This describes the overall experience, a general comment about what went on.
Complete the sentence “It was …” with whatever comes to mind.
- It was a disaster
- It was a huge disappointment
- It was unforgivable
Work through each of these sentences one at a time giving each one an intensity score from 0 – 10.
Once you have listed them you can tap out any high scoring sentences using the “it was …” sentence as the setup statement
Even though it was …, I accept myself and how I feel
“Even though it was unforgivable, I accept myself and how I feel ” – use “unforgivable” as the reminder phrase.
They were …
Most of our experiences involve other people and we can be left with all sorts of judgements and fears about the other participants of that memory. Use this sentence stub to uncover all those thoughts and feelings about the other people in that situation.
Complete the sentence “They were …” with whatever comes to mind.
- They were laughing at me
- He was bullying me
- She was looking down on me
- They were very aggressive
Note: You can replace “They were …” with “He was …” or “She was …” if that seems to be a better fit.
Work through each sentence giving it a score from 0-10
Tap out any high scoring sentences using the “they were …” sentence as the setup statement
Even though they were …, I accept myself and how I feel
Even though they were laughing at me, I accept myself and how I feel – use “laughing at me” as the reminder phrase.
I was …
In this section we unpack our part in what happened, what we did and how we felt in that situation.
Complete the sentence “I was …” as many times as possible, just writing down what comes to mind.
- I was afraid
- I was taken for granted
- I felt humiliated
- I hated them
- I was devastated
Note: If the phrase “I was” doesn’t quite fit, use the right words for you, whilst keeping them in the past tense.
Work through each sentence giving it a score from 0-10.
Tap out any high scoring sentences using the “I was …” sentence as the setup statement
Even though I was …, I accept myself and how I feel
E.g. “Even though I was devastated, I accept myself and how I feel” – use “devastated” as the reminder phrase.
Remember the memory now. What is it like for you now? It should have diminished a little in intensity.

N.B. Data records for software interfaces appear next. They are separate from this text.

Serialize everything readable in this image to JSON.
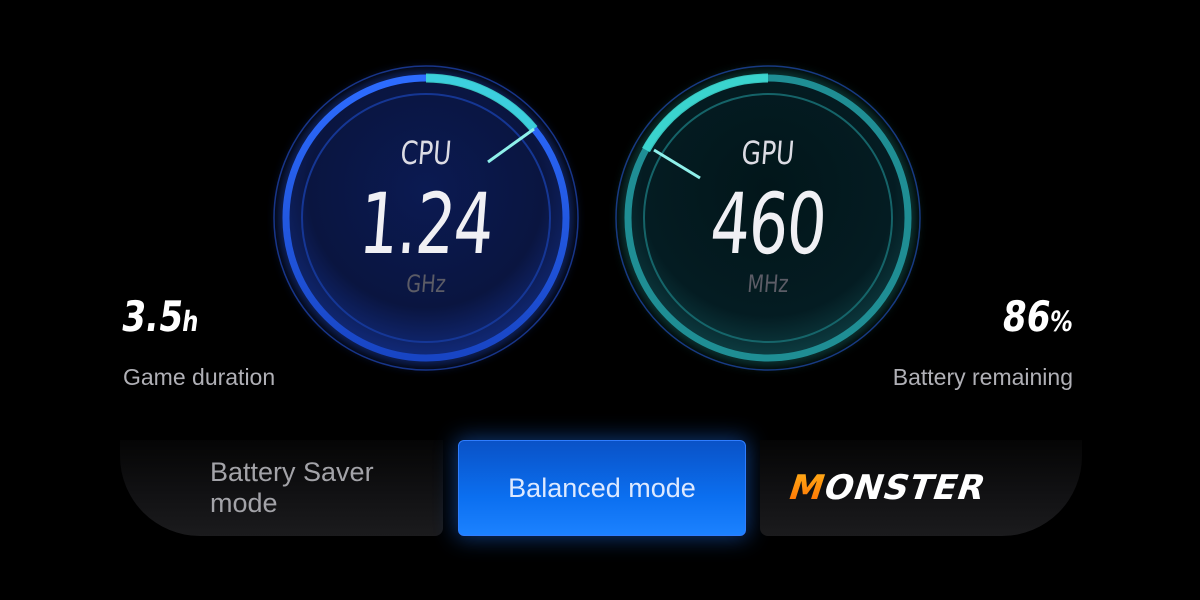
{
  "gauges": {
    "cpu": {
      "title": "CPU",
      "value": "1.24",
      "unit": "GHz",
      "accent": "#3fe0d8",
      "ring": "#1a5ad8"
    },
    "gpu": {
      "title": "GPU",
      "value": "460",
      "unit": "MHz",
      "accent": "#3fe0d8",
      "ring": "#21a4a4"
    }
  },
  "stats": {
    "game_duration": {
      "value": "3.5",
      "unit": "h",
      "label": "Game duration"
    },
    "battery": {
      "value": "86",
      "unit": "%",
      "label": "Battery remaining"
    }
  },
  "modes": {
    "saver_label": "Battery Saver mode",
    "balanced_label": "Balanced mode",
    "monster_logo": {
      "m": "M",
      "rest": "ONSTER"
    },
    "selected": "Balanced mode"
  },
  "colors": {
    "background": "#000000",
    "active_mode": "#0b6ff0",
    "monster_orange": "#ff7a00"
  }
}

If there is still a charge run through the process again or you can use the standard EFT Movie or Tell The Story Techniques to clear any lingering problem.
Summary of the process

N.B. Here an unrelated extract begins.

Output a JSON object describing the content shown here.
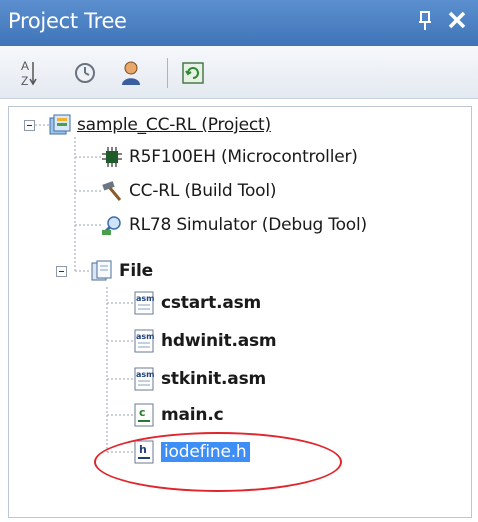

1. Get a piece of paper or download the It Was ... Tapping Worksheet (534 downloads) for this process .
2. Briefly describe the memory giving it an overall score.
3. Start with “It was …”, making a list of sentences that start that way until you run out of sentence completions.

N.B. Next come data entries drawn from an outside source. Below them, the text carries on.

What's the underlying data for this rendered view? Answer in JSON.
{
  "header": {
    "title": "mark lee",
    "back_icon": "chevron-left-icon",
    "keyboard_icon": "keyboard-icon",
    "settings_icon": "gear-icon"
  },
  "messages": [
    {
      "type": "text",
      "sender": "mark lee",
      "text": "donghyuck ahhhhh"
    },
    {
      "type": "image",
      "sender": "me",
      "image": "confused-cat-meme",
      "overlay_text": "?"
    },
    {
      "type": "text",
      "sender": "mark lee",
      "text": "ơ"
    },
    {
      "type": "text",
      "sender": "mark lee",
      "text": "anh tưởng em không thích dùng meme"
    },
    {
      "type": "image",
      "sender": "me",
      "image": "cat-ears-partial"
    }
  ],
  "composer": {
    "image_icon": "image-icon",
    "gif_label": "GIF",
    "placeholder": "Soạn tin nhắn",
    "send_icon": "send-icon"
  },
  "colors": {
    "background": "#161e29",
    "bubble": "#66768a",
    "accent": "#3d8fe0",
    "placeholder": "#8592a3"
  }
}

Note: Do not score or judge these sentences as you are going along. Aim to get as many sentence completions as possible, you will sift out the wheat from the chaff in the next step.
4. When you have completed your “It was …” list, work your way through each statement giving it an intensity score from 0-10.
5. Tap out all the high intensity items in this section using:
Even though it was …, etc.
(Or you can wait until the end when you have collected all the high intensity statements from each section before deciding which statement to tackle).
6. Write a list of sentences that start “They were … “. completing them with a list of thoughts, judgements and feelings about the other people who were involved in this situation.
7. Give each statement in that list an intensity score from 0-10.
8. Tap out all the high intensity statements from this section using:
Even though they were (he was, she was) …, etc.
9. Write a list of sentences that start “I was …”, completing it with all the reactions, feelings and thoughts that you experienced at the time.
10. Give each statement in that list an intensity score from 0-10.
11. Tap out all the high intensity statements from this section using:
Even though I was … etc.
12. Check back to the original memory. How does that feel now?
Important: While this approach is good for everyday painful memories, it is not intended for use with major traumatic incidents. If you think that the memory is too strong, or difficult, for this process or does not seem to shift, seek the help of an experienced practitioner who can help you process the memory safely.Image courtesy of BigTallGuy